I’ve heard that magical realism is a hot new genre. What is magical realism exactly? Can you tell me where to find more information about this genre? Can you give me any examples of children’s books that are considered magical realism?
You’ve probably heard that because of the buzz surrounding the new TV show Pushing Daisies, which has a magical realism theme, although I have seen the show yet.
There are many different definitions, but in general magical realism is when elements of the supernatural are interjected into a normal, modern world setting.
In his article, What is Magical Realism, Really?, Bruce Holland Rogers writes: “Magical realism is not speculative and does not conduct thought experiments. Instead, it tells its stories from the perspective of people who live in our world and experience a different reality from the one we call objective. If there is a ghost in a story of magical realism, the ghost is not a fantasy element but a manifestation of the reality of people who believe in and have ‘real’ experiences of ghosts.”

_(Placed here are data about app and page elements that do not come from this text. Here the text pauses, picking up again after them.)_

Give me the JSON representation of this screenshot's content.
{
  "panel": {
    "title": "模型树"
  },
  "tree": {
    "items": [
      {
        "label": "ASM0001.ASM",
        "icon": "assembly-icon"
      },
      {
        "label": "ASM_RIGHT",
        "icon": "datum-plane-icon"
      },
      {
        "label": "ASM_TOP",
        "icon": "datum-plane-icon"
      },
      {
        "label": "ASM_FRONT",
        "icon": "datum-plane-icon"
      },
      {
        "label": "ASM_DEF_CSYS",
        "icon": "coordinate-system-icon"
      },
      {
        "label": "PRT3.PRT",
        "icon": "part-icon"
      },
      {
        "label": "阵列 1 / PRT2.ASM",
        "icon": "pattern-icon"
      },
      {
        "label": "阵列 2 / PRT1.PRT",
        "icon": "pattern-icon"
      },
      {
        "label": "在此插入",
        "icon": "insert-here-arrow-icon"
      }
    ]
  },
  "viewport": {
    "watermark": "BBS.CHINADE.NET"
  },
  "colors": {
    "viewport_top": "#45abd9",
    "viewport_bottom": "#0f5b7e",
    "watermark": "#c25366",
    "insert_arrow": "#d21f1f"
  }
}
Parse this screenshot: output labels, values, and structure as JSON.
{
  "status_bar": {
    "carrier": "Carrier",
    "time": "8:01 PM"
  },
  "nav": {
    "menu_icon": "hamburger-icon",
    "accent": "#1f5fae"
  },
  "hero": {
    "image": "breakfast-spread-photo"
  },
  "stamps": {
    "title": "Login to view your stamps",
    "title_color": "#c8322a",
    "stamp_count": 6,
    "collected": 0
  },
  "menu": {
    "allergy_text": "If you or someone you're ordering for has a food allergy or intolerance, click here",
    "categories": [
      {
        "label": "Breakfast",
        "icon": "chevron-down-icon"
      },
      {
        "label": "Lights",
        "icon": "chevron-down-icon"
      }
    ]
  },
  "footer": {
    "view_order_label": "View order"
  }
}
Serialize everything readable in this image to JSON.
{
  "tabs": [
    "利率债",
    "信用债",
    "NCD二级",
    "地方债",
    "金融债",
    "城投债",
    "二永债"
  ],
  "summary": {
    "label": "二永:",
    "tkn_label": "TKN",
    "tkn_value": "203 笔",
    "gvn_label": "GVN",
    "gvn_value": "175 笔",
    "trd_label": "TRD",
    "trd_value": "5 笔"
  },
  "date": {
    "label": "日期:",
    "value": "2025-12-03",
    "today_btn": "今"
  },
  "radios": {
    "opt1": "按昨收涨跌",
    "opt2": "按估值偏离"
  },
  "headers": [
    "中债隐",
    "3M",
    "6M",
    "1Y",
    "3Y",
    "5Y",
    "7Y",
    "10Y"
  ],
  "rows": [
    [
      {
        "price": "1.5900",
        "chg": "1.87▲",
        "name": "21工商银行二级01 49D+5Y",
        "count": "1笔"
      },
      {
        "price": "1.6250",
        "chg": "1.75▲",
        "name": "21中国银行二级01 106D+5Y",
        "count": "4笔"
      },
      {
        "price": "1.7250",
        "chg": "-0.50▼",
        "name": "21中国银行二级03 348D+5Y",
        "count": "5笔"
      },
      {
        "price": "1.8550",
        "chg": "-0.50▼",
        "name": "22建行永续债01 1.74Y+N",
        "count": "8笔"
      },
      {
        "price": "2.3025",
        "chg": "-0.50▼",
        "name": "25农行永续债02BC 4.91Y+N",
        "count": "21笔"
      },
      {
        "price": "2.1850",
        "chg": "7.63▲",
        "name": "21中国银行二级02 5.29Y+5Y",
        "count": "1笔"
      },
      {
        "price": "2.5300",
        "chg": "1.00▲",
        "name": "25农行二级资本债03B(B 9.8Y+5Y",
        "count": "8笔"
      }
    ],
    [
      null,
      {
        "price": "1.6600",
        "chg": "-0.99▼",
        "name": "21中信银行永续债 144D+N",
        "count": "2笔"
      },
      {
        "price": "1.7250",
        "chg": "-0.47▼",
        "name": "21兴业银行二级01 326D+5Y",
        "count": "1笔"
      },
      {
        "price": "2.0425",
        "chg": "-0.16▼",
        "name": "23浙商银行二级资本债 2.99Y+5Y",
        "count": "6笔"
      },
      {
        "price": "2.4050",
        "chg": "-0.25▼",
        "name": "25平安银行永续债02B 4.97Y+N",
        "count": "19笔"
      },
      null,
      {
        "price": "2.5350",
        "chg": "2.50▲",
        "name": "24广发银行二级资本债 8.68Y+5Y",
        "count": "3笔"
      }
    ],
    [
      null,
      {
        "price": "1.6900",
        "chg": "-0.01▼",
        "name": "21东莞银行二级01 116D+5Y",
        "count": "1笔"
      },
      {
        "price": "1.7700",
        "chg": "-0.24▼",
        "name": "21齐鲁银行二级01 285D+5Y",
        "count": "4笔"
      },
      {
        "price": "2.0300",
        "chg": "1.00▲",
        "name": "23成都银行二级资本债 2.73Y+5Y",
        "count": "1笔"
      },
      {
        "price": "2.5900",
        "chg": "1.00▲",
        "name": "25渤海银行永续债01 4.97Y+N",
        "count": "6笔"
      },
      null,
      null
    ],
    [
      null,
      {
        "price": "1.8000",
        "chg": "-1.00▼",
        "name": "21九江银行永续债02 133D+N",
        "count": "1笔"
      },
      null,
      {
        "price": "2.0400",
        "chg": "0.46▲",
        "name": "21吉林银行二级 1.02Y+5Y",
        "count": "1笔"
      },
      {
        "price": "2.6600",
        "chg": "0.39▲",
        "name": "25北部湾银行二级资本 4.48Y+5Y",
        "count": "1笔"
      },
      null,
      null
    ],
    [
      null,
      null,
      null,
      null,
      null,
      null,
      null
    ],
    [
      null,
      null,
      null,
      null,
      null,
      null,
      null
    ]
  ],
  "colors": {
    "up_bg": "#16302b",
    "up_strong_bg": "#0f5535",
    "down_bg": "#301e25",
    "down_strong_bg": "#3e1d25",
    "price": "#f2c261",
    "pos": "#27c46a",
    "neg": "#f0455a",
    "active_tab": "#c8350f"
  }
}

For a fascinating analysis of the many different aspects of magical realism, be sure to read the entire article.
Also, I happen to love Wikipedia. So be sure to check out their in-depth historical and literary perspectives on magical realism.
Serendipity is a new free online ezine of magical realism for adults.
MR Central is an online magical realism interactive community. At the website you can find the archives for Margin, the online magical realism ezine for kids, which is no longer published. You can also find an alphabetical list of children’s magical realism fiction, including such popular favorites as: Holes by Louis Sachar, James and the Giant Peach by Roald Dahl, and Tuck Everlasting by Natalie Babbitt.